_Raw data:_

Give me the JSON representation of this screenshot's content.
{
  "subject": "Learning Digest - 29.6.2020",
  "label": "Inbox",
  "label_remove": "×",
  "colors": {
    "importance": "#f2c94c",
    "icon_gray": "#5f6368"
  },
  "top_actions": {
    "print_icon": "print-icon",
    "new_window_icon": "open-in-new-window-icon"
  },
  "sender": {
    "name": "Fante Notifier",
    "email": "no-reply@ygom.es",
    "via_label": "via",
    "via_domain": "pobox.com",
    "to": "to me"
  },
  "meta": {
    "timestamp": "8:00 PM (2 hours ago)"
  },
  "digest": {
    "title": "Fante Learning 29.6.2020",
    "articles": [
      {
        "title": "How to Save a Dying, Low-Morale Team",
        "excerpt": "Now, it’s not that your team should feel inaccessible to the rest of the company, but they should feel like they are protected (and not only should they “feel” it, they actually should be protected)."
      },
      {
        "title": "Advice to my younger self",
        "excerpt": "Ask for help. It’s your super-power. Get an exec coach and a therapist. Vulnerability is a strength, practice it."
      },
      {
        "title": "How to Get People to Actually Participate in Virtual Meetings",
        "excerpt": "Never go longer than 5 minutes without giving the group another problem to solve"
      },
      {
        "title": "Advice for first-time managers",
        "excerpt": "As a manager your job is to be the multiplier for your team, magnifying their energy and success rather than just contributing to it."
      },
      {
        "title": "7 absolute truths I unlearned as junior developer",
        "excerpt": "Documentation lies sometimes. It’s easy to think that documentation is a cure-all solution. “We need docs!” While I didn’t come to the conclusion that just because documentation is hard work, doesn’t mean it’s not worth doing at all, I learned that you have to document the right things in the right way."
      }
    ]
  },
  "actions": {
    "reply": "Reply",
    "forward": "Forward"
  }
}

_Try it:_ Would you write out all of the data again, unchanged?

_Task answer:_
Give me the JSON representation of this screenshot's content.
{
  "subject": "Learning Digest - 29.6.2020",
  "label": "Inbox",
  "label_remove": "×",
  "colors": {
    "importance": "#f2c94c",
    "icon_gray": "#5f6368"
  },
  "top_actions": {
    "print_icon": "print-icon",
    "new_window_icon": "open-in-new-window-icon"
  },
  "sender": {
    "name": "Fante Notifier",
    "email": "no-reply@ygom.es",
    "via_label": "via",
    "via_domain": "pobox.com",
    "to": "to me"
  },
  "meta": {
    "timestamp": "8:00 PM (2 hours ago)"
  },
  "digest": {
    "title": "Fante Learning 29.6.2020",
    "articles": [
      {
        "title": "How to Save a Dying, Low-Morale Team",
        "excerpt": "Now, it’s not that your team should feel inaccessible to the rest of the company, but they should feel like they are protected (and not only should they “feel” it, they actually should be protected)."
      },
      {
        "title": "Advice to my younger self",
        "excerpt": "Ask for help. It’s your super-power. Get an exec coach and a therapist. Vulnerability is a strength, practice it."
      },
      {
        "title": "How to Get People to Actually Participate in Virtual Meetings",
        "excerpt": "Never go longer than 5 minutes without giving the group another problem to solve"
      },
      {
        "title": "Advice for first-time managers",
        "excerpt": "As a manager your job is to be the multiplier for your team, magnifying their energy and success rather than just contributing to it."
      },
      {
        "title": "7 absolute truths I unlearned as junior developer",
        "excerpt": "Documentation lies sometimes. It’s easy to think that documentation is a cure-all solution. “We need docs!” While I didn’t come to the conclusion that just because documentation is hard work, doesn’t mean it’s not worth doing at all, I learned that you have to document the right things in the right way."
      }
    ]
  },
  "actions": {
    "reply": "Reply",
    "forward": "Forward"
  }
}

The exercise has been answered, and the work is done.